What are some of the things to look out for when cleaning the microscope? What solvents should or should not be used? This article gives an overview. A warning: Follow the manufacturer’s instructions at all times, regardless of what is written here. Only clean the optical parts of the microscope if the performance is impaired. Every cleaning process involves the risk of scratching the optics (or doing other damage). Do all maintenance work with the power cord unplugged. I am not responsible for damages, do everything at your own risk. If you use the wrong cleaning solvent, you run the risk of removing the optical coating of the lenses, and/or of softening the lens kit which holds the lens in place. Do not allow students to clean the microscope (except removal if the immersion oil).[/box]
Having said this, some general cleaning advice which worked for me, but note that I am not responsible for any damages!
The following liquids can be used for cleaning:
- Water: Use water to remove dust from the body, stage, lamp (non-optical parts) of the microscope. Moisten a piece of lint-free cloth and remove the dust. Be careful when cleaning non-metal (plastic) parts, they may be scratched.
- Ether:alcohol (80:20 or 70:30, depending on manufactuer): Moisten a cotton swab and clean the optical surfaces, such as the front lens of the eye piece, in a circular manner. Lens paper should not be used, as it may scratch the optical surfaces. The ether makes the solvent volatile, there is not much time for the cleaning solution to adversely affect the optical coatings and/or the lens kit.
- Cleaning fluid recommended by the manufacturer: Use as specified!
Do not use:
- Cleaning fluids made for computer screens: What do they contain? How aggressive (or not) are they? You do not want to risk the removal of the optical coating of the lenses.
- Cleaning fluids made for eye glasses: They too may contain substances that harm the coating of the lenses.
- Tissue paper or cloth made for eye glasses: they may contain additives that could scratch the optics. Use lens paper instead.
- Compressed air: Many compressed air cartridges for electronics contain additives that will form a milky layer on the optical surfaces. There is also the danger that you will frost the glass (expanding gasses have a cooling effect) and the rapid cooling may not be the best for the lenses. Don’t use them on optical surfaces.
- Other solvents: Acetone, xylol, etc. They may either attack the plastic parts and/or may dissolve the kit holding the lenses in place.
- Cotton swabs made for medical uses: they may contain disinfectants or other additives.
- Denatured or rubbing alcohol: Additives in the alcohol make the alcohol taste bitter. These additives also form a smear on the optical surfaces.
Cleaning the different parts:
- Cleaning the Eyepiece: First blow away the dust. Dust is able to scratch the surface. Then take a cotton swabs (real cotton, not artificial fibers). Moisten the swab with the appropriate cleaning fluid and make sure that there is no excessive liquid on the swab.

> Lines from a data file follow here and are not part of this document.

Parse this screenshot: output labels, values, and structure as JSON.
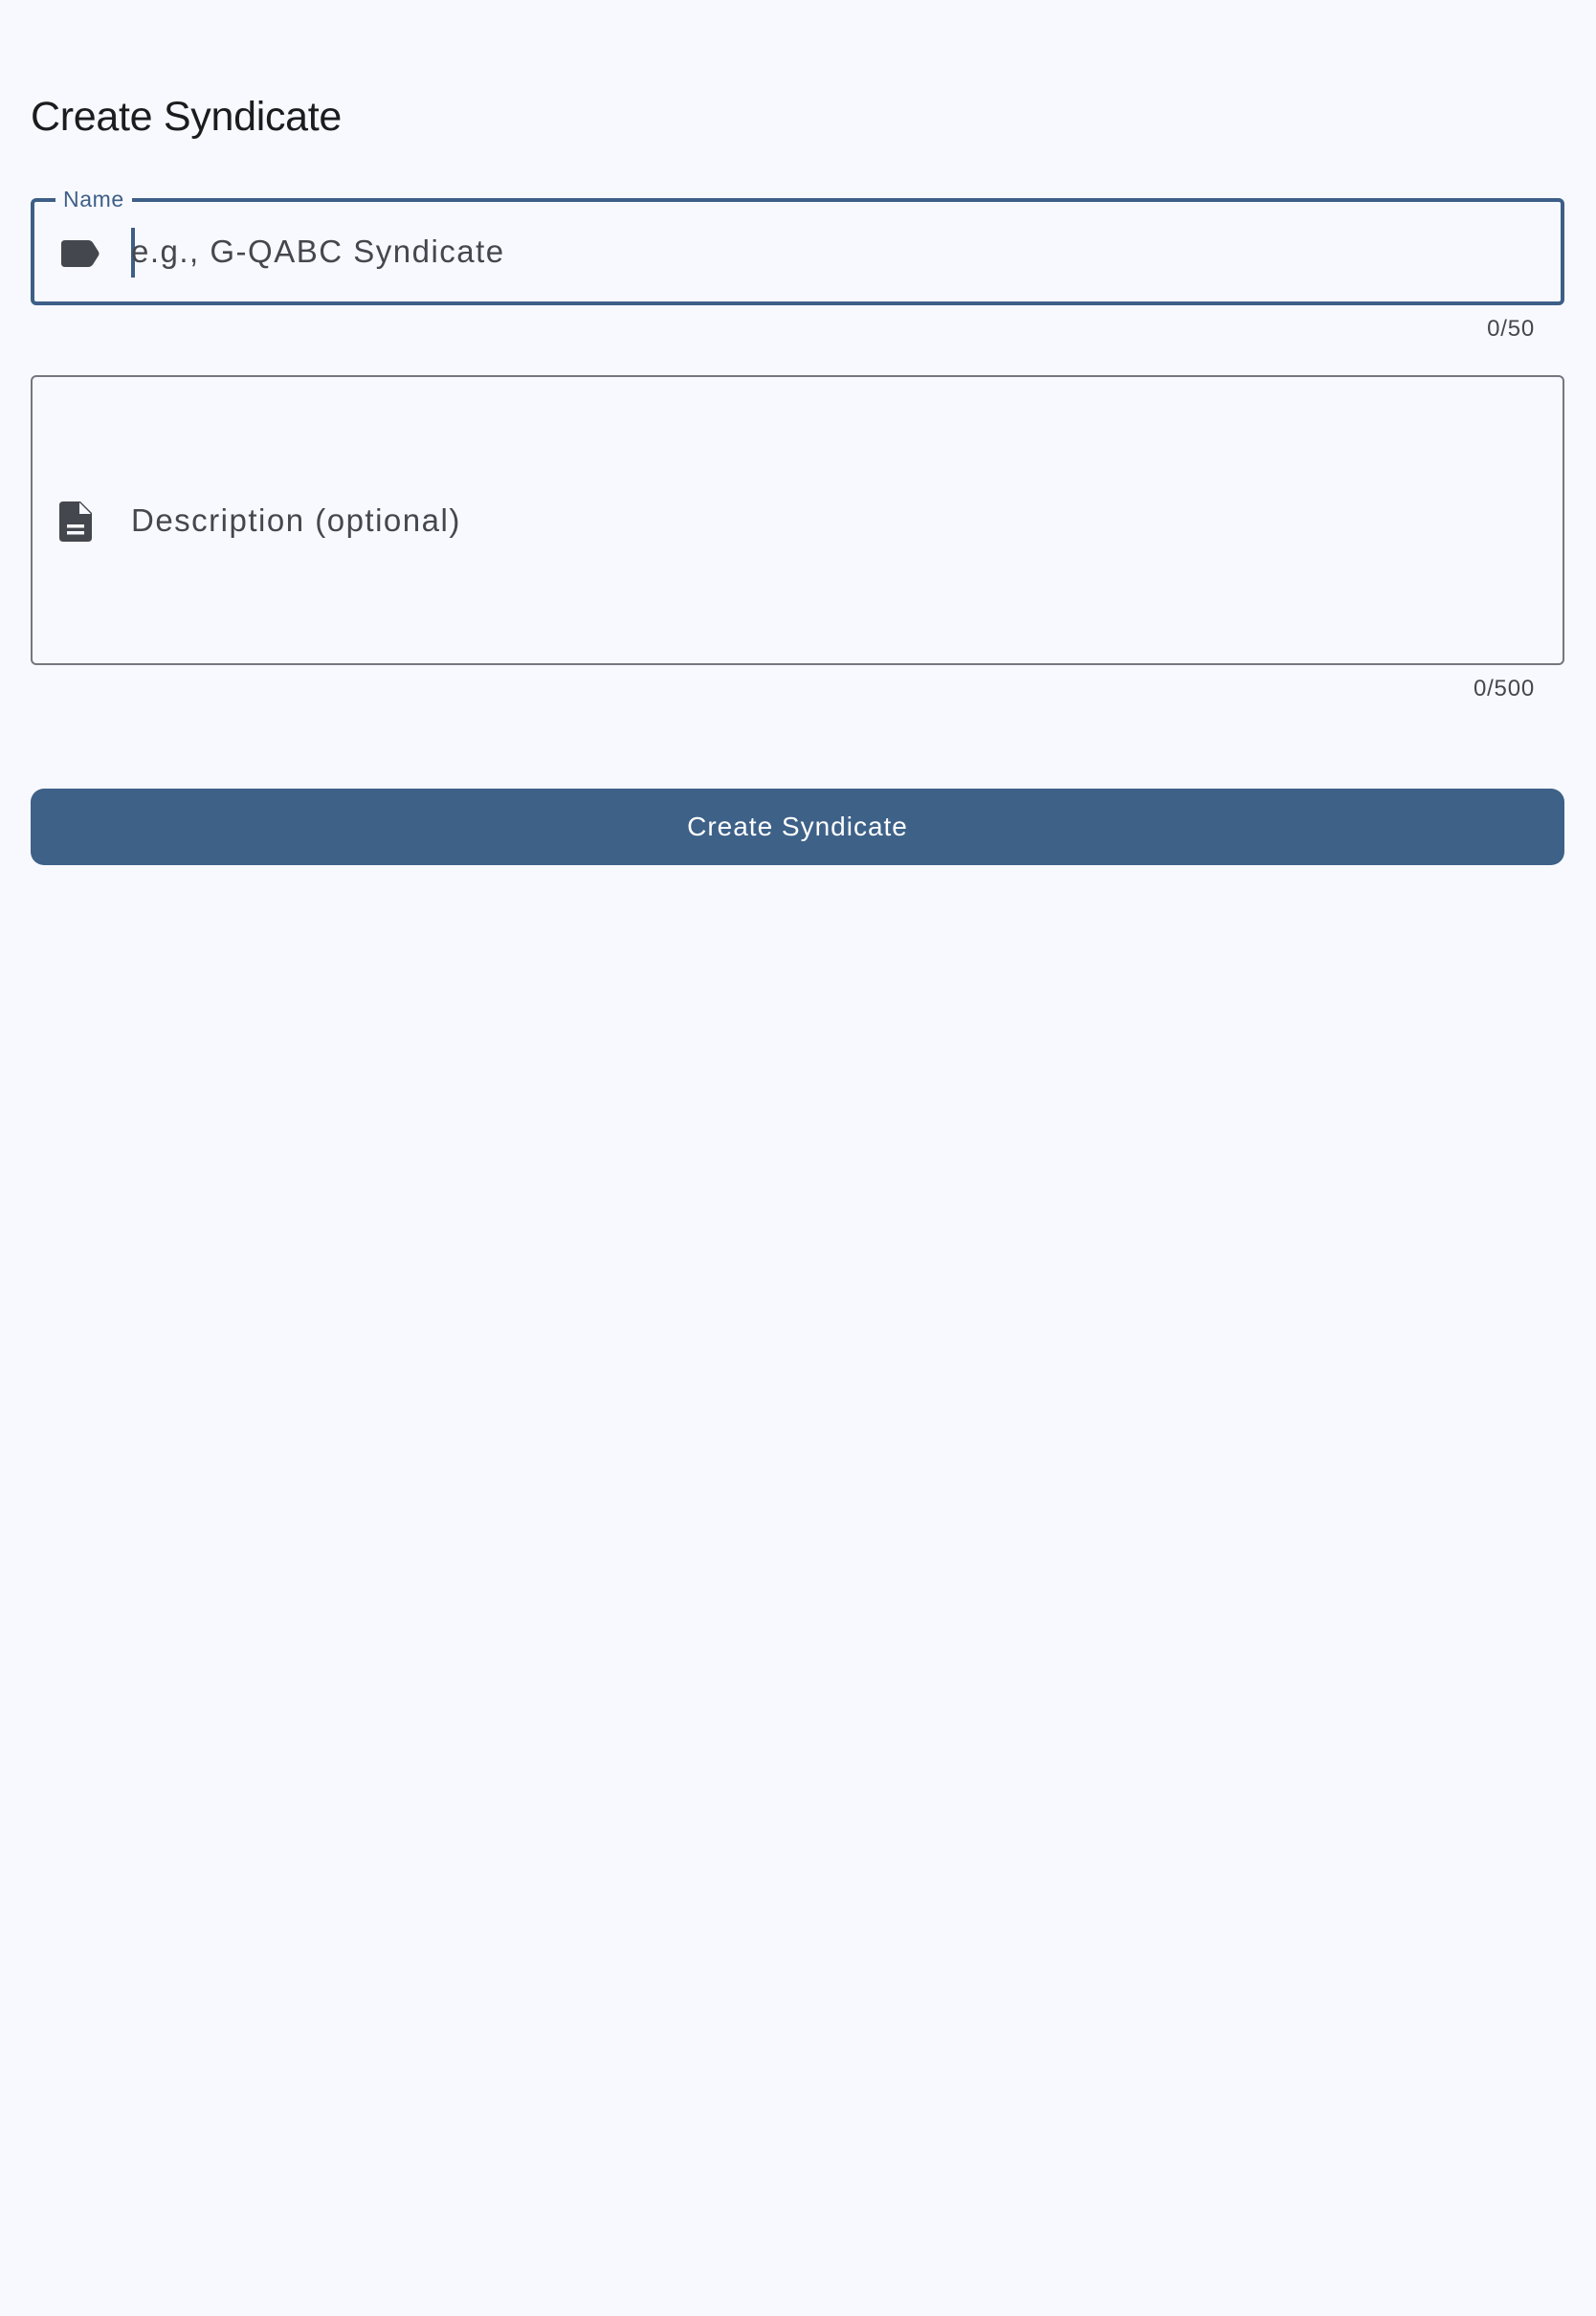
{
  "page": {
    "title": "Create Syndicate"
  },
  "form": {
    "name": {
      "label": "Name",
      "icon": "label-icon",
      "value": "",
      "placeholder": "e.g., G-QABC Syndicate",
      "counter": "0/50"
    },
    "description": {
      "icon": "description-icon",
      "value": "",
      "placeholder": "Description (optional)",
      "counter": "0/500"
    },
    "submit_label": "Create Syndicate"
  },
  "colors": {
    "background": "#f8f9fe",
    "primary": "#3e6188",
    "focused_outline": "#3d5f87",
    "outline": "#74777f",
    "icon": "#44474e",
    "text": "#1a1c1e"
  }
}
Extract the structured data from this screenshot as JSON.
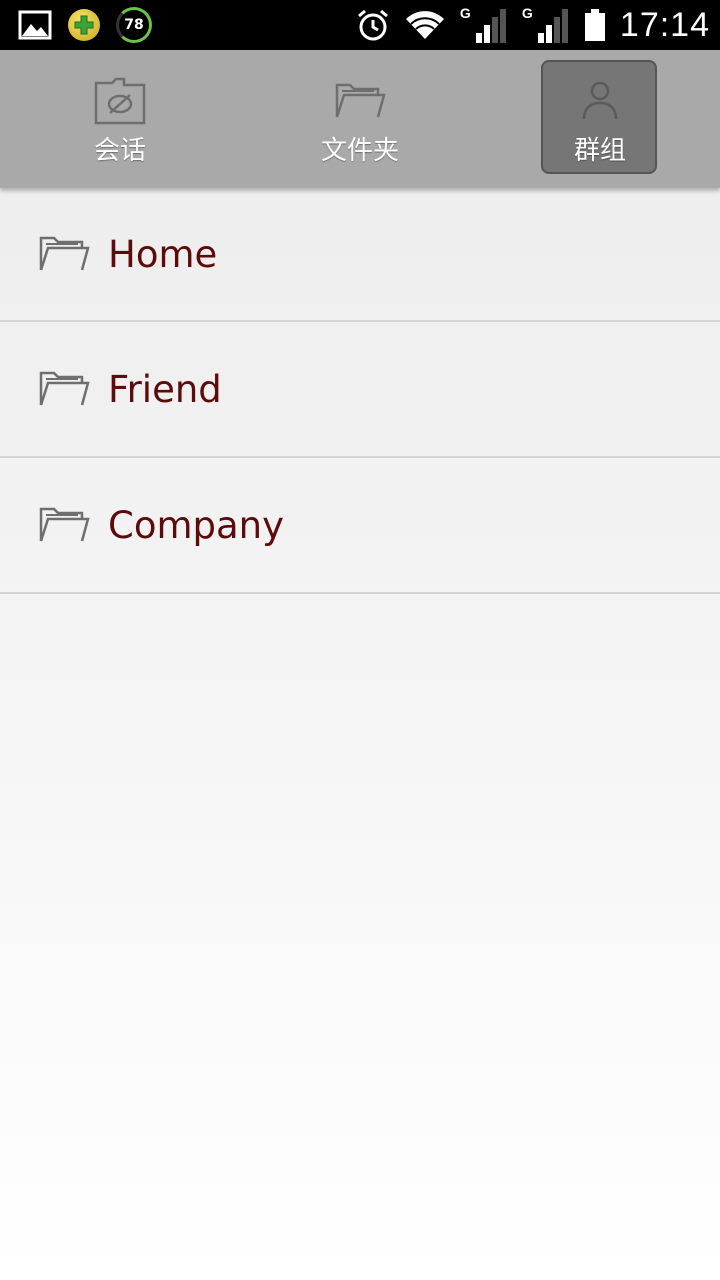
{
  "status_bar": {
    "battery_percent_badge": "78",
    "time": "17:14",
    "network_type_1": "G",
    "network_type_2": "G",
    "icons": [
      "image-icon",
      "plus-badge-icon",
      "battery-ring-icon",
      "alarm-icon",
      "wifi-icon",
      "signal-icon",
      "signal-icon",
      "battery-icon"
    ]
  },
  "tabs": [
    {
      "label": "会话",
      "icon": "chat-folder-icon",
      "active": false
    },
    {
      "label": "文件夹",
      "icon": "folder-icon",
      "active": false
    },
    {
      "label": "群组",
      "icon": "person-icon",
      "active": true
    }
  ],
  "groups": [
    {
      "label": "Home",
      "icon": "folder-icon"
    },
    {
      "label": "Friend",
      "icon": "folder-icon"
    },
    {
      "label": "Company",
      "icon": "folder-icon"
    }
  ],
  "colors": {
    "item_text": "#5c0a0a",
    "tab_bar_bg": "#a9a9a9",
    "active_tab_bg": "#767676",
    "battery_ring": "#6cc24a"
  }
}
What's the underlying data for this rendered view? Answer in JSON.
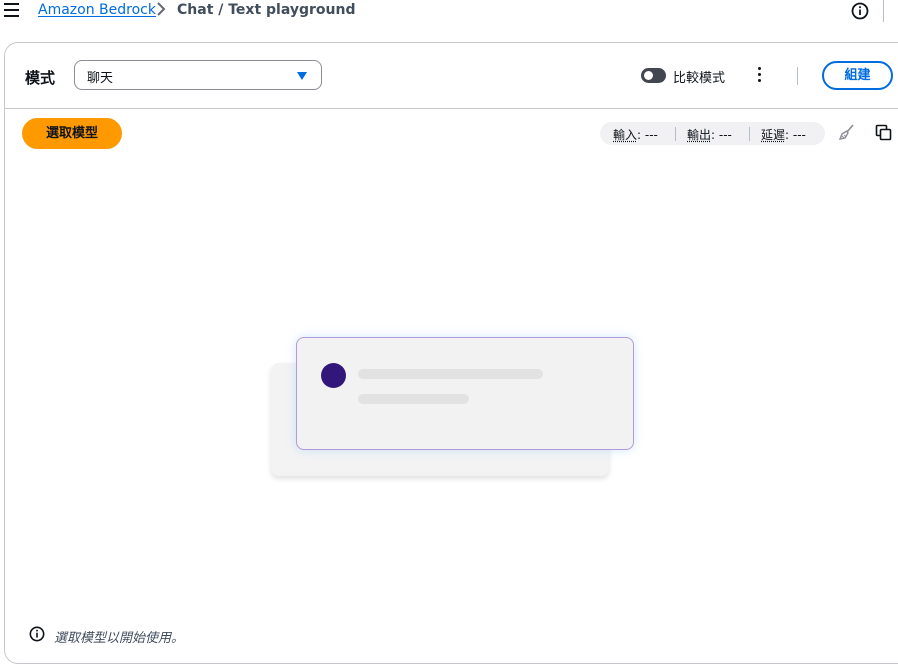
{
  "breadcrumb": {
    "service_link": "Amazon Bedrock",
    "current": "Chat / Text playground"
  },
  "icons": {
    "menu": "hamburger-icon",
    "breadcrumb_separator": "chevron-right-icon",
    "info": "info-icon",
    "more": "vertical-ellipsis-icon",
    "clear": "broom-icon",
    "copy": "copy-icon"
  },
  "header": {
    "mode_label": "模式",
    "mode_value": "聊天",
    "compare_label": "比較模式",
    "compare_enabled": false,
    "build_label": "組建"
  },
  "toolbar": {
    "select_model_label": "選取模型",
    "metrics": [
      {
        "key": "輸入",
        "value": ": ---"
      },
      {
        "key": "輸出",
        "value": ": ---"
      },
      {
        "key": "延遲",
        "value": ": ---"
      }
    ]
  },
  "hint": {
    "text": "選取模型以開始使用。"
  },
  "colors": {
    "accent_orange": "#ff9900",
    "link_blue": "#006ce0",
    "avatar_purple": "#33167a"
  }
}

Clean the eyepiece with the moistened swab. Then wipe the lens dry using lens paper. Do not apply too much pressure.
- Cleaning the Objectives: Immersion oil is first removed by carefully (no pressure!) wiping the objective with lens paper. You can then use the cleaning fluid recommended by the manufacturer. Do not dip the objective into the solvent (this should be obvious, but you never know what some folks are up to…). Apply the solvent to the lens paper.
- Cleaning the Microscope Stage: This can be done with a moist cloth dipped in an appropriate cleaning solution. Scratching of the stage should not be a problem (it’s made of metal), but do take care of the condenser lens!
- Cleaning the Microscope Body: The body can be cleaned either with a soft cloth and water, or dust can be removed by using pressured air (not those for electronics, which contain additives!)
- Cleaning the Condenser: The same things apply as for the objective and the eyepiece. First remove the dust, then use an appropriate cleaning solution with cotton swab and wipe dry with lens paper.
The effects of dust:
Store the microscope in a dust-free environment and/or cover the microscope with a dust cover when not in use. Dust has several adverse effects:
- It disturbs the quality of the image. Especially dark-field illumination is very sensitive to dust. Even the smallest dust grains show up.
- Over the years the oil in the gearing (focus knobs, condenser knob, and of the mechanical stage, etc.) will collect dust and start to solidify, making the mechanics difficult to operate and increasing wear.
- Dust grains located between the condenser and the slide may scratch the condenser lens when moving the slide. The distance between the slide and the condenser lens is very small if the condenser is moved into the highest position.